(Available data)

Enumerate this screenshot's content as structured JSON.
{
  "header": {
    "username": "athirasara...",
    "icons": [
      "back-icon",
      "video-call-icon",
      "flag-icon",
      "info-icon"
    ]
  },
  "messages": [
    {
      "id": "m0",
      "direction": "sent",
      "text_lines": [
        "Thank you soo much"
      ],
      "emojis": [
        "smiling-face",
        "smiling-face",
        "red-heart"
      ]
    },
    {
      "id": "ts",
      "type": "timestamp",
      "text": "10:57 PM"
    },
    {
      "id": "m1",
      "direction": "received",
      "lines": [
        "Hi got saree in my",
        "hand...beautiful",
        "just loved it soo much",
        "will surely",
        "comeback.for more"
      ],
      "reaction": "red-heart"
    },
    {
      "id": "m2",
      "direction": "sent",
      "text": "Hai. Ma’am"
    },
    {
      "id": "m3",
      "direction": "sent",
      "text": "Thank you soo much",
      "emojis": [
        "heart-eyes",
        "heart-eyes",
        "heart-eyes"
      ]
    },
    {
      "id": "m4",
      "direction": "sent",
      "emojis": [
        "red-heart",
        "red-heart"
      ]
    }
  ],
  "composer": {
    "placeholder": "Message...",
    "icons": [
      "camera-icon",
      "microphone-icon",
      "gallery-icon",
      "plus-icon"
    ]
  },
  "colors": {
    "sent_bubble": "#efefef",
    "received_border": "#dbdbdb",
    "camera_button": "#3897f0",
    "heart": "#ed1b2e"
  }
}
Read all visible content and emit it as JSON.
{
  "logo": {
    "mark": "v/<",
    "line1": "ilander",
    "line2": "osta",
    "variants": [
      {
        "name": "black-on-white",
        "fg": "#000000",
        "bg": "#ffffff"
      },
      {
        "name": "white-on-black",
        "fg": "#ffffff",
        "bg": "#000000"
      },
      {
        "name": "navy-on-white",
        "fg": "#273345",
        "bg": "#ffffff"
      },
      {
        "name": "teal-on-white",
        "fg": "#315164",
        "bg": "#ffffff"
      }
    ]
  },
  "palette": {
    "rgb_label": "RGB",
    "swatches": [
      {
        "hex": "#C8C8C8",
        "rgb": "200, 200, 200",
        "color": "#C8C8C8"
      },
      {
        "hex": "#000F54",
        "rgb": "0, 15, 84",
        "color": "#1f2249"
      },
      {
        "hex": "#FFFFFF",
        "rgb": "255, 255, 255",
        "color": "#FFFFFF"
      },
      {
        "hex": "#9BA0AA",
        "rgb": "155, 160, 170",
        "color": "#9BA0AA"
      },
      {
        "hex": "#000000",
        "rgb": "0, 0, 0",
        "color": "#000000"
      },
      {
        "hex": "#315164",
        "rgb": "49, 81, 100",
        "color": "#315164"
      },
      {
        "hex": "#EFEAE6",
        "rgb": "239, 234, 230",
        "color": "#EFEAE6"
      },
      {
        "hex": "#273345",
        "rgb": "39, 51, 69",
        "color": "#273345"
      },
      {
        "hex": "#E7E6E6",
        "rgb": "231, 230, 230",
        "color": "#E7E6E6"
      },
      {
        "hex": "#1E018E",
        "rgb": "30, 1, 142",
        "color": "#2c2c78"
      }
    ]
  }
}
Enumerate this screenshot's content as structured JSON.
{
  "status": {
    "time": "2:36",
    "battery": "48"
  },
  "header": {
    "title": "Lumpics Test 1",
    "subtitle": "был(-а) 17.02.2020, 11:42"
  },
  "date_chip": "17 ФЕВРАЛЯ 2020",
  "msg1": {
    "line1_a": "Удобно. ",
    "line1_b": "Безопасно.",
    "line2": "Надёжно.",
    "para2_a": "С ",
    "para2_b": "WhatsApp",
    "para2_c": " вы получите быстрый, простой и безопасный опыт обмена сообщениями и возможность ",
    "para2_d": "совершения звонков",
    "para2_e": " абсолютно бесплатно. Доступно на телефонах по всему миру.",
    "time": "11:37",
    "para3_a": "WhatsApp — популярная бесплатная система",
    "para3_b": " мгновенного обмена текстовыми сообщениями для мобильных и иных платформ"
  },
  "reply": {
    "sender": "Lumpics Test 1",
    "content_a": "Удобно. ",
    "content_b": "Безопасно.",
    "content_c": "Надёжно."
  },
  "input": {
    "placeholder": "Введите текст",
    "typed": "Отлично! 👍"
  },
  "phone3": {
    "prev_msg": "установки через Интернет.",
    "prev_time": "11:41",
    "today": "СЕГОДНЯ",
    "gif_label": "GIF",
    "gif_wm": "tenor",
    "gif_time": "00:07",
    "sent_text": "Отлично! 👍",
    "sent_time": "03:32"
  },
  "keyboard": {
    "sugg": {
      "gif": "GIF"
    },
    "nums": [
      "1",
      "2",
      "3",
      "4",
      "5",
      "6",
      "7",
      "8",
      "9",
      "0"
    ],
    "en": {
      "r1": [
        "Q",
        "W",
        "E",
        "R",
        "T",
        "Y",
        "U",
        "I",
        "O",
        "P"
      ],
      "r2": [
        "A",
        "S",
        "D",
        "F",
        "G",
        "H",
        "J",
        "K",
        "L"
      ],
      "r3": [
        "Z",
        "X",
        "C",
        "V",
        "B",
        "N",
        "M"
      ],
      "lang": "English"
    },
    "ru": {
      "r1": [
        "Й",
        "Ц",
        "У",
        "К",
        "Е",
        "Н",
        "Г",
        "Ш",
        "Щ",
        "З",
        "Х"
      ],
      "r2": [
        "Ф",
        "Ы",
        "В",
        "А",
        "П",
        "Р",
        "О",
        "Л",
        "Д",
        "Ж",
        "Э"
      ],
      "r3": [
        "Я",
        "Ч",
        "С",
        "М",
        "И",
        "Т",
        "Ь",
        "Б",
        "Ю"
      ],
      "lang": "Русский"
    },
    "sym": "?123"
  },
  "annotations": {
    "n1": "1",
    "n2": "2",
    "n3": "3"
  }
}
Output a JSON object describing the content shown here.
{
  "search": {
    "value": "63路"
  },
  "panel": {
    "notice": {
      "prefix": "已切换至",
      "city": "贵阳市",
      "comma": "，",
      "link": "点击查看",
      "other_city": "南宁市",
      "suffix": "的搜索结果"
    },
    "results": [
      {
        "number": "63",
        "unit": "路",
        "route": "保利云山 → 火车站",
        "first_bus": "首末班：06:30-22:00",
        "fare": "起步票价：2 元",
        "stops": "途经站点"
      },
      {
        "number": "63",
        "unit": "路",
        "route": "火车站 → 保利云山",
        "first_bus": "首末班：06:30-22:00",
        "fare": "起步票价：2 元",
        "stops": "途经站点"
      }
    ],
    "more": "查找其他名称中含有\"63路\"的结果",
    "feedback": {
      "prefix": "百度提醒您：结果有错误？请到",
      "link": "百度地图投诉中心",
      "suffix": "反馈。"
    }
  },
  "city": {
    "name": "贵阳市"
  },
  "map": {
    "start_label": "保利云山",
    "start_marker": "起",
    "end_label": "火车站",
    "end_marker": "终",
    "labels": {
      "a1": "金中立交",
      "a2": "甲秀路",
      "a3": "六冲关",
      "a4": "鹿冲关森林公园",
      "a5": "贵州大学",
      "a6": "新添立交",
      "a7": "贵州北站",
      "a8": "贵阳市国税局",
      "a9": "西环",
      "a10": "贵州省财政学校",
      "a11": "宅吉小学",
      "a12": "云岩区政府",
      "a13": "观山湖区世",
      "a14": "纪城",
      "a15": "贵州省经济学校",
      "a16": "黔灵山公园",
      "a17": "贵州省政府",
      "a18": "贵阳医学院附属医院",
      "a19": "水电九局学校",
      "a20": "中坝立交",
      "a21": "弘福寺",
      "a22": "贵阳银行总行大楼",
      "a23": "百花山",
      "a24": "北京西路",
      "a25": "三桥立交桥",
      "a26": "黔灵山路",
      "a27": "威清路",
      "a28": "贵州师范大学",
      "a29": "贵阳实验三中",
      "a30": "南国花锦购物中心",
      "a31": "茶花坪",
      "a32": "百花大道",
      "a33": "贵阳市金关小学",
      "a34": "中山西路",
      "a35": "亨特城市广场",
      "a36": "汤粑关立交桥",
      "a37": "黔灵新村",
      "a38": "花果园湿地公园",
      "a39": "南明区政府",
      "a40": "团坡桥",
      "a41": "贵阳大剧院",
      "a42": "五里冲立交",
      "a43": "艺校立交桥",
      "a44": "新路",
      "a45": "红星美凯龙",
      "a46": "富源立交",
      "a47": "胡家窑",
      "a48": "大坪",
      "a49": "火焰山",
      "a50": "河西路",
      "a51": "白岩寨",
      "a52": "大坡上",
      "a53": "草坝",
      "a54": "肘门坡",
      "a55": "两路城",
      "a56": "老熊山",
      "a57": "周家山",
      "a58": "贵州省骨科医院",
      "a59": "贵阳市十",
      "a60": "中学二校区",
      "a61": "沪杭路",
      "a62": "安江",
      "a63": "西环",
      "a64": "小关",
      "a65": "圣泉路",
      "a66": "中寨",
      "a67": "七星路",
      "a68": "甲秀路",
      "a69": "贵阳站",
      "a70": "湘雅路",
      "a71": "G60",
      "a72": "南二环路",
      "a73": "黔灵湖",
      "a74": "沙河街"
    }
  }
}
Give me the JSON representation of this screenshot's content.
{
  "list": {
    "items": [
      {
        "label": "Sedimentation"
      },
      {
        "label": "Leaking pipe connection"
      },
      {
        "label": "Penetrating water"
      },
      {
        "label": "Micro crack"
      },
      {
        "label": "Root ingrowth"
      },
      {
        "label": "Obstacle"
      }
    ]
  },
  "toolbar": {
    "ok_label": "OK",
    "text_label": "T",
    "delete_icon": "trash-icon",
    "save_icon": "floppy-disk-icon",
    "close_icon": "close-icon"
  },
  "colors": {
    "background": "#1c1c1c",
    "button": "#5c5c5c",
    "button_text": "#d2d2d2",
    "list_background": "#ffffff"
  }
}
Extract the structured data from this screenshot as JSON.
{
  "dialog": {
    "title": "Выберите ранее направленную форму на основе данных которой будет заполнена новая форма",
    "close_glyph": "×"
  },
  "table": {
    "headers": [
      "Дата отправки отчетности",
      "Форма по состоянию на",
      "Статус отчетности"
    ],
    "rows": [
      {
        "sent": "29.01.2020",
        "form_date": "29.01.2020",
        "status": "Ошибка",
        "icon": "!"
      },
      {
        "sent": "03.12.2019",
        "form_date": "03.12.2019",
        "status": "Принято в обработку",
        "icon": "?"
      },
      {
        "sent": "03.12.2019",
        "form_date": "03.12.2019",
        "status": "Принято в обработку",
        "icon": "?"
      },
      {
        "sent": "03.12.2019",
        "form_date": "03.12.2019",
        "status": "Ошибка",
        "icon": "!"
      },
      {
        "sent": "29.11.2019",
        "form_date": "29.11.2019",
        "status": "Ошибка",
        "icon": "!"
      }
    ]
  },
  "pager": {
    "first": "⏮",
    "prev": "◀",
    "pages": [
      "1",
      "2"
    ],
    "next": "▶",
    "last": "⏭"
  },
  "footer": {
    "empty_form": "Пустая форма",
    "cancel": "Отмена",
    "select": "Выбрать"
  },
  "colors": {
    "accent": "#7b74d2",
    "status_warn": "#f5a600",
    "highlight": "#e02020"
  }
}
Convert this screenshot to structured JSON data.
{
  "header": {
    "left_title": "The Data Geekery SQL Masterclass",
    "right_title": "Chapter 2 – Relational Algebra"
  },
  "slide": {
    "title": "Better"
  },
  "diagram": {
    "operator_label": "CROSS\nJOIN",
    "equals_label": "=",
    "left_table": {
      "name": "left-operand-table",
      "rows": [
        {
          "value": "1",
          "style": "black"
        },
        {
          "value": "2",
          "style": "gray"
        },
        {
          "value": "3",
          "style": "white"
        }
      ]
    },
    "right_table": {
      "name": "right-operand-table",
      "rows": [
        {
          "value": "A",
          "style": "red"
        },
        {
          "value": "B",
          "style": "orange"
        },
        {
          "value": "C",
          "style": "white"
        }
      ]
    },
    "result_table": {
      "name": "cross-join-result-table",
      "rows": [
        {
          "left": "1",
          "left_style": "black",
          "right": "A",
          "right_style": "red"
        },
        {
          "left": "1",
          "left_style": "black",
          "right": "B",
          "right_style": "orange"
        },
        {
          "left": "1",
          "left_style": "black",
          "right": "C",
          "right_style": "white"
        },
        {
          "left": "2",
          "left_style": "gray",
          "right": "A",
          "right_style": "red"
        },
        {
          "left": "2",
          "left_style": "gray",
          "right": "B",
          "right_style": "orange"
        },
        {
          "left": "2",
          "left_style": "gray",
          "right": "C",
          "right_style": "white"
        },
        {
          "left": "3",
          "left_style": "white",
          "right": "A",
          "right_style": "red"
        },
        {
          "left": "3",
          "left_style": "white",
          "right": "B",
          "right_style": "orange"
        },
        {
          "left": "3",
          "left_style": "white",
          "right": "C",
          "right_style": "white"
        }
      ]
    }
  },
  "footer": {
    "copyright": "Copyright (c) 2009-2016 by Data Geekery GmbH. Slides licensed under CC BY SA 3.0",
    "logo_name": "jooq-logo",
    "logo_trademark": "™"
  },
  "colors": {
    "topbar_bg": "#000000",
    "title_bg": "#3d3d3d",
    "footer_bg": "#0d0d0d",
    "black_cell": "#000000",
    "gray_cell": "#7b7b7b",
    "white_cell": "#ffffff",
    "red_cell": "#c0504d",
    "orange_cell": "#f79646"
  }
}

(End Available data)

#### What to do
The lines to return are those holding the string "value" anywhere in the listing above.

#### Result of this task
    "value": "63路"
          "value": "1",
          "value": "2",
          "value": "3",
          "value": "A",
          "value": "B",
          "value": "C",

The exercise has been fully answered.